Sai no Kami, a spectacular New Year’s festival

You probably know that New Year is one of the most important festivals in Japan, but have you heard of Sai no Kami? The details of the ceremonies vary, but the main feature is usually a bonfire, on which the previous year’s household shrine ornaments, Daruma dolls, and other votive items are burnt.

Daruma on the Sai no Kami bonfire in Omi.
Residents of Hayakawa assemble in the snow to watch their Sai no Kami bonfire.
In inland areas such as Nechi, the bonfires are made by tying bundles of rice straw to the branches of a tree. Rice straw burns very brightly and rapidly.

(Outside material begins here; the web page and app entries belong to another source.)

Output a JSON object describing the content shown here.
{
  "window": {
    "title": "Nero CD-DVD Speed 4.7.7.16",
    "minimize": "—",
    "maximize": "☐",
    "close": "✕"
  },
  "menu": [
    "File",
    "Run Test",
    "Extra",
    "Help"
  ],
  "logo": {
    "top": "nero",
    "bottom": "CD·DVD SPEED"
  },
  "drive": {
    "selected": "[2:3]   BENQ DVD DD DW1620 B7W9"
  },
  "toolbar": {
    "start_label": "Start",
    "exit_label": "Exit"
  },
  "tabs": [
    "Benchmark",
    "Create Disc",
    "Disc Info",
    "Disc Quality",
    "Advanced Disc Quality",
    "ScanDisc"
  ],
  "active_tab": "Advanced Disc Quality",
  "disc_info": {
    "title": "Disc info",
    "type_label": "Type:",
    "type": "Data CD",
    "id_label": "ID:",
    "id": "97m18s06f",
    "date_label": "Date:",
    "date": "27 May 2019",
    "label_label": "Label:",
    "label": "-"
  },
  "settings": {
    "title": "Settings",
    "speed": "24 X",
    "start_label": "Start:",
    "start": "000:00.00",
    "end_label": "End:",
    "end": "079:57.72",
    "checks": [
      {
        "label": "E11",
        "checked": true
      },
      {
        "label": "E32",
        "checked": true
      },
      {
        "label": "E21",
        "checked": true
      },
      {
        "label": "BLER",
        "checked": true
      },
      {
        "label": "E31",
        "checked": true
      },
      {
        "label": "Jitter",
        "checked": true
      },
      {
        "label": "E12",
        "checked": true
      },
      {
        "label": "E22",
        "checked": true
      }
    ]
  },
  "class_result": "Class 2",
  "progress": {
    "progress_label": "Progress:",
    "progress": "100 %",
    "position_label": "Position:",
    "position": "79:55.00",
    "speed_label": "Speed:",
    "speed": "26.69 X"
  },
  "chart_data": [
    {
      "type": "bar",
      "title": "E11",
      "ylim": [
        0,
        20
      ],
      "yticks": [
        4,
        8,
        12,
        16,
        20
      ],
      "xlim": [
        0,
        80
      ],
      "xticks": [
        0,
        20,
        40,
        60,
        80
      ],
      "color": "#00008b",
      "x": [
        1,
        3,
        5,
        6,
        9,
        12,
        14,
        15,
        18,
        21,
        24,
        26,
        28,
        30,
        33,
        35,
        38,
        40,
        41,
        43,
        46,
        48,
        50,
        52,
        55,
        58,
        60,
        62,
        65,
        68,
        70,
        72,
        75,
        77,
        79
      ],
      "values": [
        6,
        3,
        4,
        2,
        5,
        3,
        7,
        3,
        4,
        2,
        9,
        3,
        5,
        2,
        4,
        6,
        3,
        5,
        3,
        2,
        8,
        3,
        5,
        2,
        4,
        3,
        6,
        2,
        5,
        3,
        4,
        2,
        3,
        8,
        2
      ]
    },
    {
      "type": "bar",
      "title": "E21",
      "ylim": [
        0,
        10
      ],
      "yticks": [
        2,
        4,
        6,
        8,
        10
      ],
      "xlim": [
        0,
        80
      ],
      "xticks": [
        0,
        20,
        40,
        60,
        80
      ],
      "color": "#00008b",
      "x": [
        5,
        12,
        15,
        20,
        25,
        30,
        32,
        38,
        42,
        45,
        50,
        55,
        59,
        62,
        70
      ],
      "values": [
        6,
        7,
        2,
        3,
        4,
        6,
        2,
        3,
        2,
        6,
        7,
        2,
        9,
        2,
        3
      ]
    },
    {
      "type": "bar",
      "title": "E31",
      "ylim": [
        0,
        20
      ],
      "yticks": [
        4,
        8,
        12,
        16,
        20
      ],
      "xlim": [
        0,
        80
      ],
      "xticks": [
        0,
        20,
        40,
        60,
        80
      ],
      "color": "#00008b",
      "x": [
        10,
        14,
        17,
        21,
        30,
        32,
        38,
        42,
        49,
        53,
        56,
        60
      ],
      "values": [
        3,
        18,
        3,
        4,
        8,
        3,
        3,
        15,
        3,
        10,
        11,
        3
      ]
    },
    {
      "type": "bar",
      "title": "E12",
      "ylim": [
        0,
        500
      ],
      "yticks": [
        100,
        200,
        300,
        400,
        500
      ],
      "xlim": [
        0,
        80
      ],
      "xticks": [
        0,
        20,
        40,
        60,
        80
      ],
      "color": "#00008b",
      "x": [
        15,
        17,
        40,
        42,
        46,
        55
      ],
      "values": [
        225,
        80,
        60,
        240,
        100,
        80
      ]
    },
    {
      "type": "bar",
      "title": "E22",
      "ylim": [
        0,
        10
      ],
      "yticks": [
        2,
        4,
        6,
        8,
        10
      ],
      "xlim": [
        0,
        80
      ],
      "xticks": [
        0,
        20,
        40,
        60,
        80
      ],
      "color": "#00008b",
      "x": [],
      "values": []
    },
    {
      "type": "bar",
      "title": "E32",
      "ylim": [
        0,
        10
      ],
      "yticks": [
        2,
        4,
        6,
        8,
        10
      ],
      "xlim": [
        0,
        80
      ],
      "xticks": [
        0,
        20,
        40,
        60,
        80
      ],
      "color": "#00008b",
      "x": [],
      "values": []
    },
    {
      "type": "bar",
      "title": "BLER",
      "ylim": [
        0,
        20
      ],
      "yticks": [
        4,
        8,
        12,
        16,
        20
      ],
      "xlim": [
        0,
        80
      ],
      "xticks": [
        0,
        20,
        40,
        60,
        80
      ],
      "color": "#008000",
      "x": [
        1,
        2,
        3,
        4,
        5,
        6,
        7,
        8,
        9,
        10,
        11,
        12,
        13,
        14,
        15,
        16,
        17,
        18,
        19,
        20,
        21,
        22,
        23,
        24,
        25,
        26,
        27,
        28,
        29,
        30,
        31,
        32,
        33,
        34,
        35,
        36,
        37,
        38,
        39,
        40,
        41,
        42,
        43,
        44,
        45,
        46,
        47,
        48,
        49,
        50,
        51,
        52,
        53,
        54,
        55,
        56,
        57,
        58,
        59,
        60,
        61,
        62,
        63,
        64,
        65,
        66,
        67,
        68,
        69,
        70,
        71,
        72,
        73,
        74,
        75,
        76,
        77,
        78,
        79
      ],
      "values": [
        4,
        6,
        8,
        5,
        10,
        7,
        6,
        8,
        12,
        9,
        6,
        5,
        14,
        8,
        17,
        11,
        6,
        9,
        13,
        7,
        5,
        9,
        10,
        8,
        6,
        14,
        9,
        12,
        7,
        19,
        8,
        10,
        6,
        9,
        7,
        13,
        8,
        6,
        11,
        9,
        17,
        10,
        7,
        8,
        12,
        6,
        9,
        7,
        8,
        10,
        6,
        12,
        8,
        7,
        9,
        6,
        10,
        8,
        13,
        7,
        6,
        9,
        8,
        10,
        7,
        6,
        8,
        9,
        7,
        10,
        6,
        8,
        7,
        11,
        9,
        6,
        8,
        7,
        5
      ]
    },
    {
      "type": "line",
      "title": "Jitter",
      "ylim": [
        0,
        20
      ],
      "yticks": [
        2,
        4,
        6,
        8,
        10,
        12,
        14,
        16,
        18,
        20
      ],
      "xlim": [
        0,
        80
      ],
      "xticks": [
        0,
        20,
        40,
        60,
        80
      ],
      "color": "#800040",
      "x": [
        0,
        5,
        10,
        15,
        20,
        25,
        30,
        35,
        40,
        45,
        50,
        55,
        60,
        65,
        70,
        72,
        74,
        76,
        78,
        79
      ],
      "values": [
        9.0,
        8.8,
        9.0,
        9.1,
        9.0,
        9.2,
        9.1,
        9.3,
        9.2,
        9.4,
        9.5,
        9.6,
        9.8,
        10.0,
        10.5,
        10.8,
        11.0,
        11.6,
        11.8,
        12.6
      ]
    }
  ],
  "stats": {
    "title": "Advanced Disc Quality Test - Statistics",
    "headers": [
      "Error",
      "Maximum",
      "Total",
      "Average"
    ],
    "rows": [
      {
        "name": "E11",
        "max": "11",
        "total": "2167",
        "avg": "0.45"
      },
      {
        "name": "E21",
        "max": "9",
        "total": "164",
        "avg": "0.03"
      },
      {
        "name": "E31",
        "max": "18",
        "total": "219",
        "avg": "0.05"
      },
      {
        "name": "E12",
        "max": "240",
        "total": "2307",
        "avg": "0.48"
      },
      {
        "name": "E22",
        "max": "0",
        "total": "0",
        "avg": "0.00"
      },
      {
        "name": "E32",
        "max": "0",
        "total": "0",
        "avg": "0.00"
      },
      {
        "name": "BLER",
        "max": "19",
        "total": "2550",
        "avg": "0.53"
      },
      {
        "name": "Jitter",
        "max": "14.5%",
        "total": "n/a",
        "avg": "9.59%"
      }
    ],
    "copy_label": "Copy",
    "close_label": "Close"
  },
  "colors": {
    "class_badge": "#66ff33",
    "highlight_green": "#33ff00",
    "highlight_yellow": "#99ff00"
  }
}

Each neighbourhood of Itoigawa has its own distinctive traditions, but the festivities are all held on or around January 15 (representing the New Year in the former lunar calendar). Watching the bright flames leap up towards the clear, starry winter sky, surrounded by snow-covered rice fields, is a particularly spectacular sight. In some neighbourhoods, people throw coins into the bonfire, and children (and some adults!) return the next day when the ashes are cold to hunt for them!

In many of the festivals, such as this Sai no Kami in Momokawa, the outcome (in this case, the direction in which the poles fall) is said to predict the next year’s harvest and catch.
Throwing money into the fire.
Treasure hunters!

The most famous festival of this kind in Itoigawa takes place in Omi, on the Japan Sea coast, on January 15 each year. The first part of the event is called Take no Karakai (Bamboo Teasing), and is a kind of tug of war between teams of men and of children, alternately, from two different areas of town. Instead of using a rope, they pull on two long bamboo poles! In the breaks between bouts, they circle the poles chanting traditional songs. The participants’ kabuki-style makeup makes them very photogenic, and even the local police get into the festival spirit!

Parading round the bamboo poles

After the tug of war is over, the participants (and spectators) are rewarded by scrambling for rice cakes tossed by the town officials from a window overhead. Finally, the bamboo poles are carried to the beach for the Sai no Kami bonfire, which takes place during the daytime in Omi.

The seaside is another atmospheric setting for a bonfire.

Another festival taking place at this season which you should definitely not miss is the Hadaka no Doage in Tozaki, also on the coast. The men of the town, dressed only in loincloths, take turns to toss one of their number high into the air inside a small temple. The official aim is to drive away bad luck from the person thus thrown; the unofficial goal is to have them hit the ceiling!

Some of the ceiling boards have deliberately been loosened!
The festival gets progressively rowdier as the participants drink more sake…

So if you are planning to visit Japan in mid-January, why not get in touch with us and arrange a visit to a unique festival or two?





Kenka Matsuri festival

Kenka Matsuri, one of Itoigawa’s biggest annual festivals, is underway today and tomorrow at one of the oldest shrines in town, just minutes from the station! The highlight of the festival is the clash between the omikoshi, or portable shrines, belonging to two rival neighbourhoods, Teramachi and Oshiage. The portable shrines are dragged and carried round and round a circuit, facing off at intervals like bulls locking horns in a battle of strength and wills. The climax is a race round the full circuit, with the crowds cheering on their neighbours and relatives from the stands set up specially for the occasion. It is said that if Teramachi, a farming neighbourhood, wins then the harvest will be good the next year, while if Oshiage, a fishing district, wins then there will be a good catch.

Clash of the portable shrines, Kenka Matsuri
Clash of the portable shrines, Kenka Matsuri

There is more to the festival than the battle of the shrines, however. Children and adults perform a variety of sacred dances, representing everything from old men to butterflies and demons. Several red lion-dogs chase children and adults round the grounds, trying to bite their heads; but no-one runs away too fast, because having your head “bitten” is thought to make you clever! The elementary school children have the day off school for the festival, and stalls selling fish-shaped pancakes, fried noodles, or chocolate-covered bananas do a brisk trade.

The lion-dog's bark is worse than his bite!
The lion-dog’s bark is worse than his bite!

Kenka Matsuri is always held on 10 and 11 April, regardless of the day of the week. If you are planning to visit Itoigawa at that season, why not come along and find out what all the fuss is about?

Butterfly dancers
Butterfly dancers